Return all the lines below exactly as written. Drop every picture.

(Data entries)
--- START ---

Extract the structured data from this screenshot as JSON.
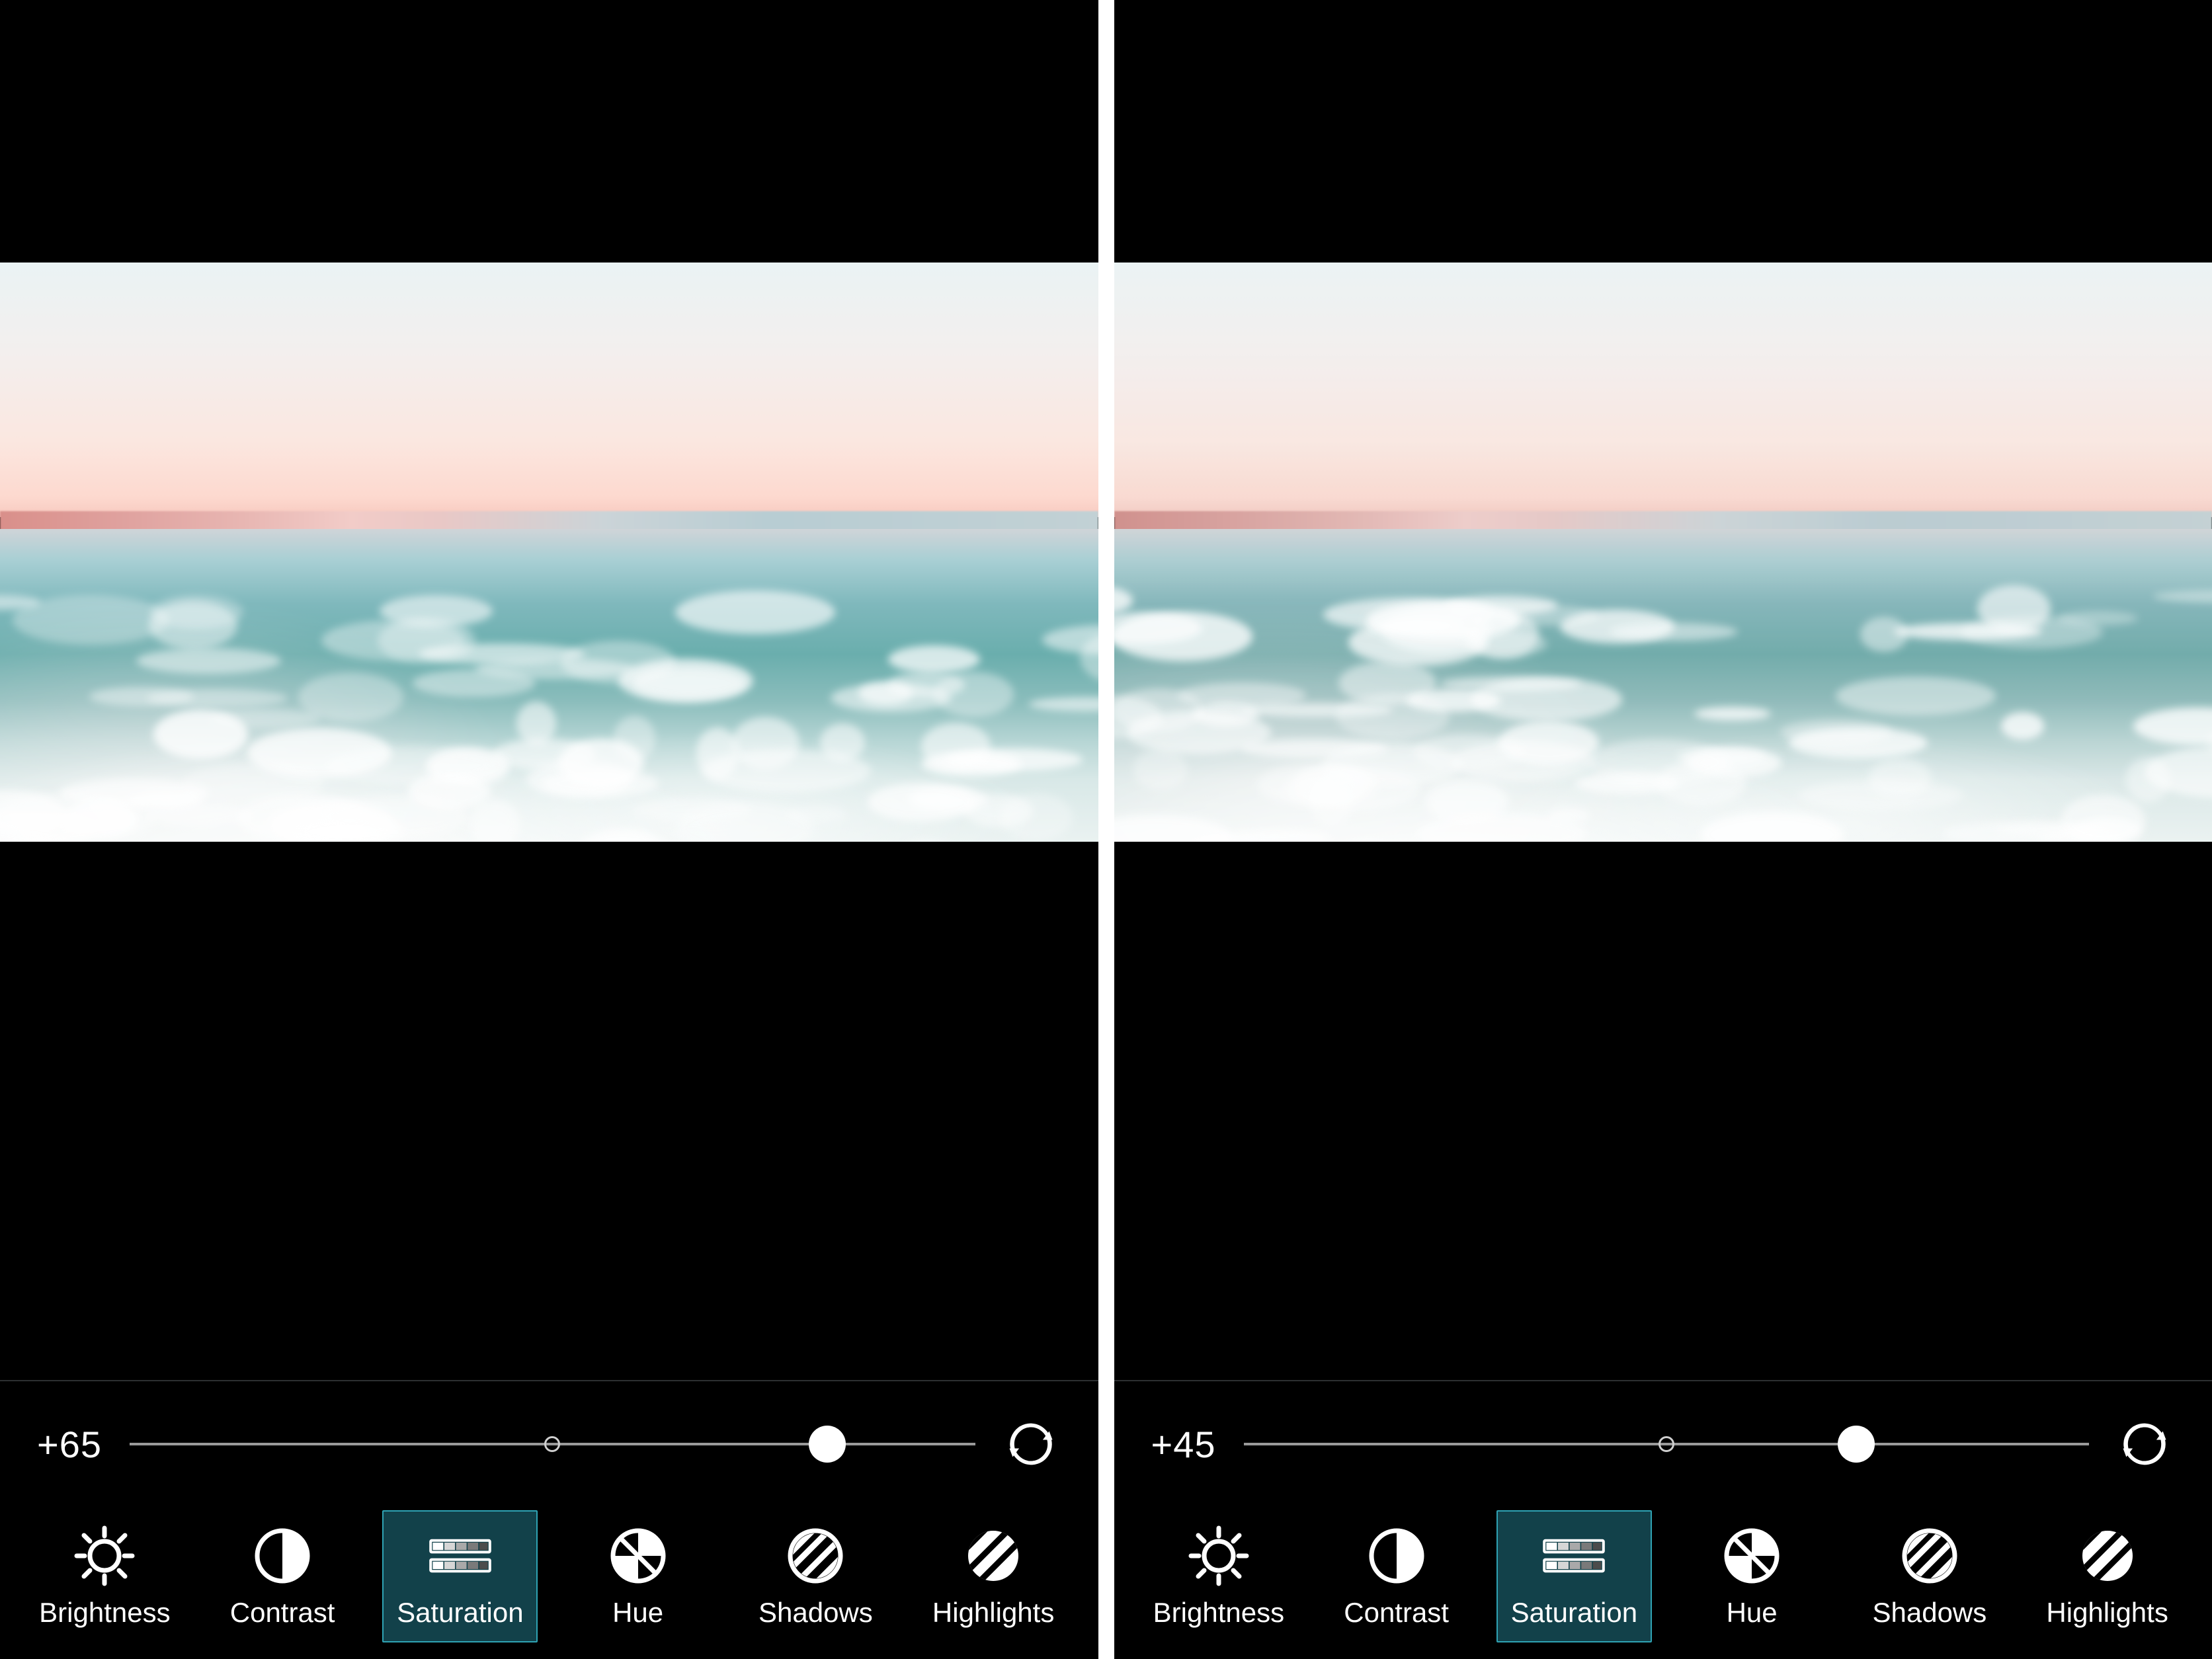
{
  "panels": [
    {
      "slider": {
        "display": "+65",
        "value": 65,
        "min": -100,
        "max": 100
      },
      "tools": [
        {
          "id": "brightness",
          "label": "Brightness",
          "icon": "brightness-icon",
          "selected": false
        },
        {
          "id": "contrast",
          "label": "Contrast",
          "icon": "contrast-icon",
          "selected": false
        },
        {
          "id": "saturation",
          "label": "Saturation",
          "icon": "saturation-icon",
          "selected": true
        },
        {
          "id": "hue",
          "label": "Hue",
          "icon": "hue-icon",
          "selected": false
        },
        {
          "id": "shadows",
          "label": "Shadows",
          "icon": "shadows-icon",
          "selected": false
        },
        {
          "id": "highlights",
          "label": "Highlights",
          "icon": "highlights-icon",
          "selected": false
        }
      ],
      "saturation_boost": 1.0
    },
    {
      "slider": {
        "display": "+45",
        "value": 45,
        "min": -100,
        "max": 100
      },
      "tools": [
        {
          "id": "brightness",
          "label": "Brightness",
          "icon": "brightness-icon",
          "selected": false
        },
        {
          "id": "contrast",
          "label": "Contrast",
          "icon": "contrast-icon",
          "selected": false
        },
        {
          "id": "saturation",
          "label": "Saturation",
          "icon": "saturation-icon",
          "selected": true
        },
        {
          "id": "hue",
          "label": "Hue",
          "icon": "hue-icon",
          "selected": false
        },
        {
          "id": "shadows",
          "label": "Shadows",
          "icon": "shadows-icon",
          "selected": false
        },
        {
          "id": "highlights",
          "label": "Highlights",
          "icon": "highlights-icon",
          "selected": false
        }
      ],
      "saturation_boost": 0.85
    }
  ],
  "reset_button_label": "Reset",
  "colors": {
    "selected_bg": "#12414a",
    "selected_border": "#2fa3b4",
    "text": "#ffffff"
  }
}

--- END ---

### Solution
Extract the structured data from this screenshot as JSON.
{
  "panels": [
    {
      "slider": {
        "display": "+65",
        "value": 65,
        "min": -100,
        "max": 100
      },
      "tools": [
        {
          "id": "brightness",
          "label": "Brightness",
          "icon": "brightness-icon",
          "selected": false
        },
        {
          "id": "contrast",
          "label": "Contrast",
          "icon": "contrast-icon",
          "selected": false
        },
        {
          "id": "saturation",
          "label": "Saturation",
          "icon": "saturation-icon",
          "selected": true
        },
        {
          "id": "hue",
          "label": "Hue",
          "icon": "hue-icon",
          "selected": false
        },
        {
          "id": "shadows",
          "label": "Shadows",
          "icon": "shadows-icon",
          "selected": false
        },
        {
          "id": "highlights",
          "label": "Highlights",
          "icon": "highlights-icon",
          "selected": false
        }
      ],
      "saturation_boost": 1.0
    },
    {
      "slider": {
        "display": "+45",
        "value": 45,
        "min": -100,
        "max": 100
      },
      "tools": [
        {
          "id": "brightness",
          "label": "Brightness",
          "icon": "brightness-icon",
          "selected": false
        },
        {
          "id": "contrast",
          "label": "Contrast",
          "icon": "contrast-icon",
          "selected": false
        },
        {
          "id": "saturation",
          "label": "Saturation",
          "icon": "saturation-icon",
          "selected": true
        },
        {
          "id": "hue",
          "label": "Hue",
          "icon": "hue-icon",
          "selected": false
        },
        {
          "id": "shadows",
          "label": "Shadows",
          "icon": "shadows-icon",
          "selected": false
        },
        {
          "id": "highlights",
          "label": "Highlights",
          "icon": "highlights-icon",
          "selected": false
        }
      ],
      "saturation_boost": 0.85
    }
  ],
  "reset_button_label": "Reset",
  "colors": {
    "selected_bg": "#12414a",
    "selected_border": "#2fa3b4",
    "text": "#ffffff"
  }
}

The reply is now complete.